The FCRPA (Fedral Credit Reporting and Practices Act)  pertains only to consumer (business to individual) and not to commercial (business to business) transactions. Your credit department is not obliged to provide source, content or reasons for denial of credit to a retailer who has applied for credit privileges. This amendment to the Consumer Credit Protection Act was passed by the U.S. House of Representatives and Senate in 1991 (Public Law 91-508) outlining terms and conditions of consumer credit reporting in the United States.
 
As you are aware, a consumer, who is considered an individual applying for credit under his/her personal name, is entitled to know both the source and content of a negative credit report. With regard to commercial (business to business) credit transactions, no such entitlement exists under statute. A business (sole proprietorship, partnership, or corporation) is not interpreted as a "consumer" for credit reporting purposes.
 
Unless a retailer applies for credit under his/her personal name, i.e., John Smith, rather than a fictitious name, which is defined as any name other than his/her own, i.e., John Smith's Gifts, John & Mary's Gifts, Gifts-R-Us, etc., you are not obligated to provide any information relative to your company's credit decision-making process. Many uninformed retailers confuse personal credit procedures, as written under the FCRA, with commercial credit measures and believe they are entitled to access to their commercial credit report. They are not.
 
Conversely, uninformed creditors may believe that because a business's credit may be closely linked to an individual (as in the case of a sole proprietorship), that the creditor is entitled to the individual's credit report. Unless the individual applying to your company for commercial credit grants permission by written instruction for you to obtain his personal credit report, you should not attempt to obtain this information. A provision of the FCRA states, "Any person who knowingly and willfully obtains information on a consumer from a consumer reporting agency under false pretenses shall be fined not more than $5,000 or imprisoned not more than one year, or both."
 
The Most Commonly Asked Question
 
"How do we decline credit terms to a company?
 
First, remember that the ultimate credit decision comes from your company's credit policy, not necessarily what you read in a credit report. A credit decision is based on your evaluation of the retailer's ability to remit your invoice(s) within terms.
 
A requirement of your company's membership in MCC is that you never disclose information (source or content) to anyone who is not an MCC member. Failure to comply with this condition of your membership will result in the termination of your company's participation in the program. As you are aware, we live in a litigious society and it is our intention to avoid any form of litigation, either to our members or ourselves. (This does not, however, affect your sharing credit reference information with other vendors or with manufacturers on your company's credit experience with a retailer.)
 
To this end, we are insisting that each Cooperative member comply with both the nondisclosure provisions of your membership in MCC as well as with the existing body of law (Fair Credit Reporting Act) pertaining to commercial credit transactions by not divulging information which you receive from MCC to retail accounts. Please ensure that every member of your credit department is familiar with these requirements.
 
New Account

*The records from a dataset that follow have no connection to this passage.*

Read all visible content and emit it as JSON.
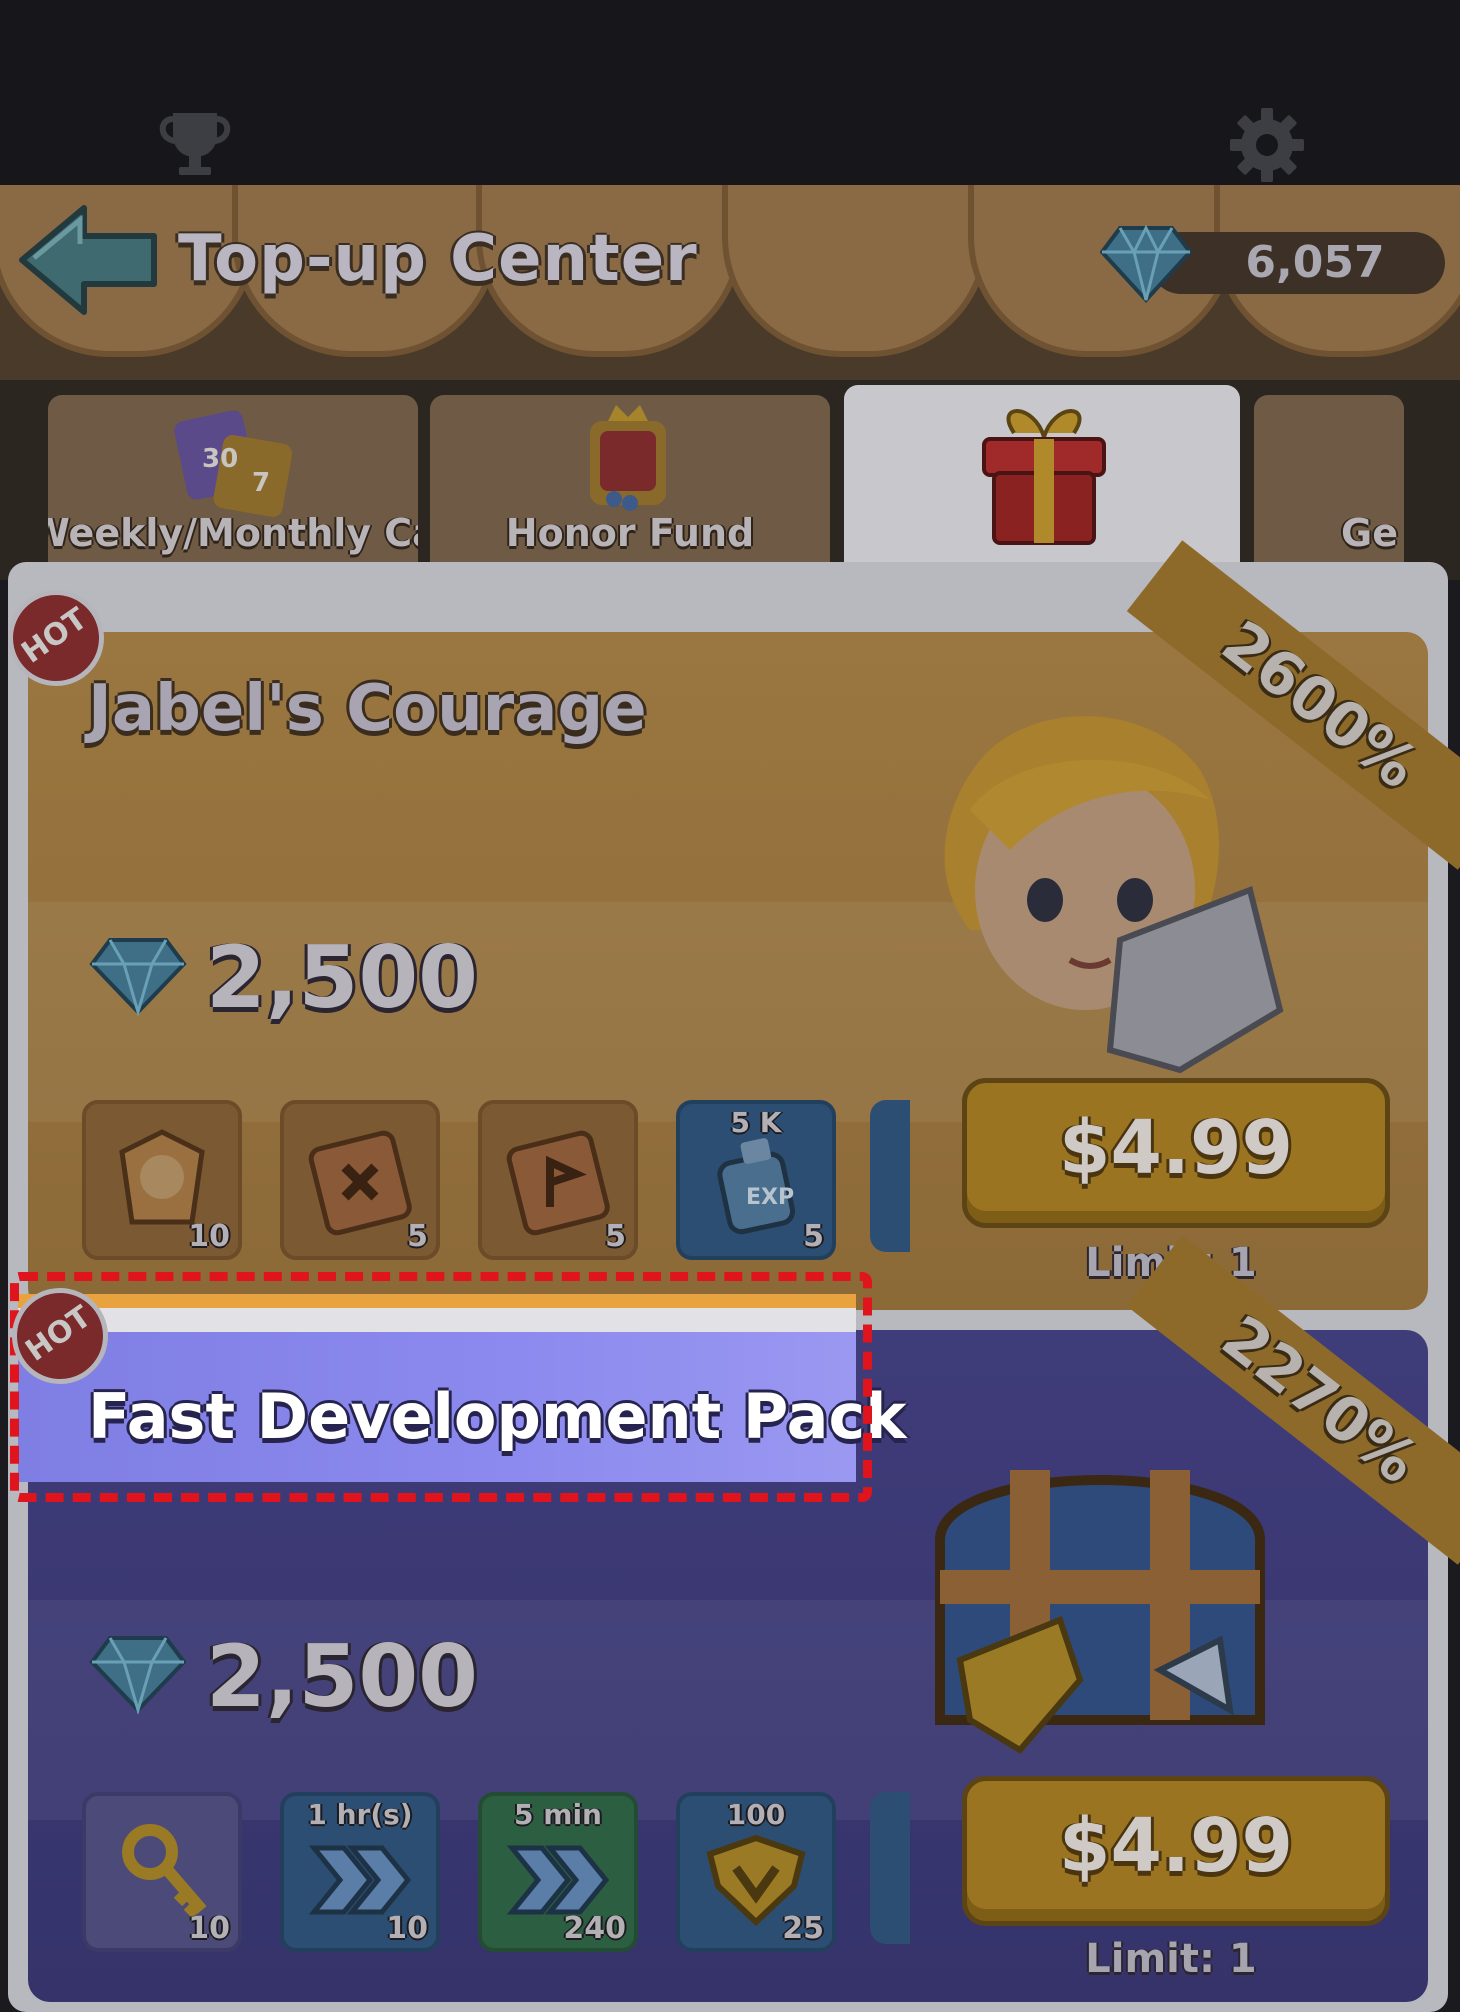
{
  "header": {
    "title": "Top-up Center",
    "gem_balance": "6,057"
  },
  "tabs": [
    {
      "label": "Weekly/Monthly Cards",
      "active": false
    },
    {
      "label": "Honor Fund",
      "active": false
    },
    {
      "label": "",
      "active": true,
      "icon": "gift-icon"
    },
    {
      "label": "Ge",
      "active": false
    }
  ],
  "packs": [
    {
      "badge": "HOT",
      "title": "Jabel's Courage",
      "bonus": "2600%",
      "diamonds": "2,500",
      "price": "$4.99",
      "limit": "Limit: 1",
      "items": [
        {
          "icon": "hero-shard-icon",
          "count": "10",
          "top": ""
        },
        {
          "icon": "skill-book-icon",
          "count": "5",
          "top": ""
        },
        {
          "icon": "flag-book-icon",
          "count": "5",
          "top": ""
        },
        {
          "icon": "exp-potion-icon",
          "count": "5",
          "top": "5 K"
        }
      ]
    },
    {
      "badge": "HOT",
      "title": "Fast Development Pack",
      "bonus": "2270%",
      "diamonds": "2,500",
      "price": "$4.99",
      "limit": "Limit: 1",
      "items": [
        {
          "icon": "key-icon",
          "count": "10",
          "top": ""
        },
        {
          "icon": "speedup-icon",
          "count": "10",
          "top": "1 hr(s)"
        },
        {
          "icon": "speedup-icon",
          "count": "240",
          "top": "5 min"
        },
        {
          "icon": "badge-icon",
          "count": "25",
          "top": "100"
        }
      ]
    }
  ],
  "colors": {
    "highlight_dash": "#e0141c",
    "card1": "#9a7640",
    "card2": "#3f3c7a",
    "title_highlight_bg": "#8c8aee"
  }
}
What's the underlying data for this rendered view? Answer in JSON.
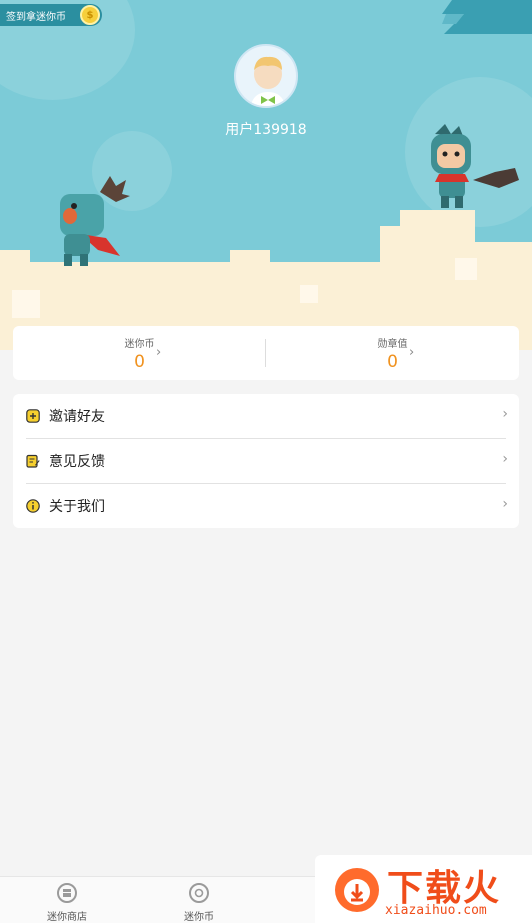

Rather than engage the retailer in a discussion of the reason(s) for which you are not extending credit terms, we suggest that you utilize one of the following statements:
 
"Our company's policy is that all first/second orders be shipped on a COD/Prepaid/proforma basis."
 
"We require COD/prepaid/proforma on any orders under $____."
 
"We have been unable to develop sufficient credit information on your store. Please send us your most recent financial statement."
 
By responding in one of these ways, you will direct the conversation to the subject of the order, rather than to the customer's credit history and the reason for not extending credit. Credit decisions, by their very nature, can become adversarial and frequently result in loss of the order and/or the customer. It is our intention to enable you to restructure your terms of sale in such a way that you can complete the sale and be paid for it.
 
Established Account
We suggest you first review the account's past payment record with your company. If they have been delinquent, then your refusal of credit terms can be on the basis that they are paying slowly and they do not honor your company's credit policy. At this point, you can offer them Performa, COD terms or a reduced credit line.
 
If this customer has paid you in the past, there may be no reason they would not continue to do so. Their submission to MCC is not an indication not to extend credit terms, but a tool to use as a precaution when dealing with them. Some retailers will pay certain vendors and not others.
 
If you feel it is necessary to refuse credit terms to an existing account, we suggest the following phrase:
 
"We have access to industry credit information which states there have been some problems" and that you have elected to exercise caution on the account and that you must restructure the terms of sale.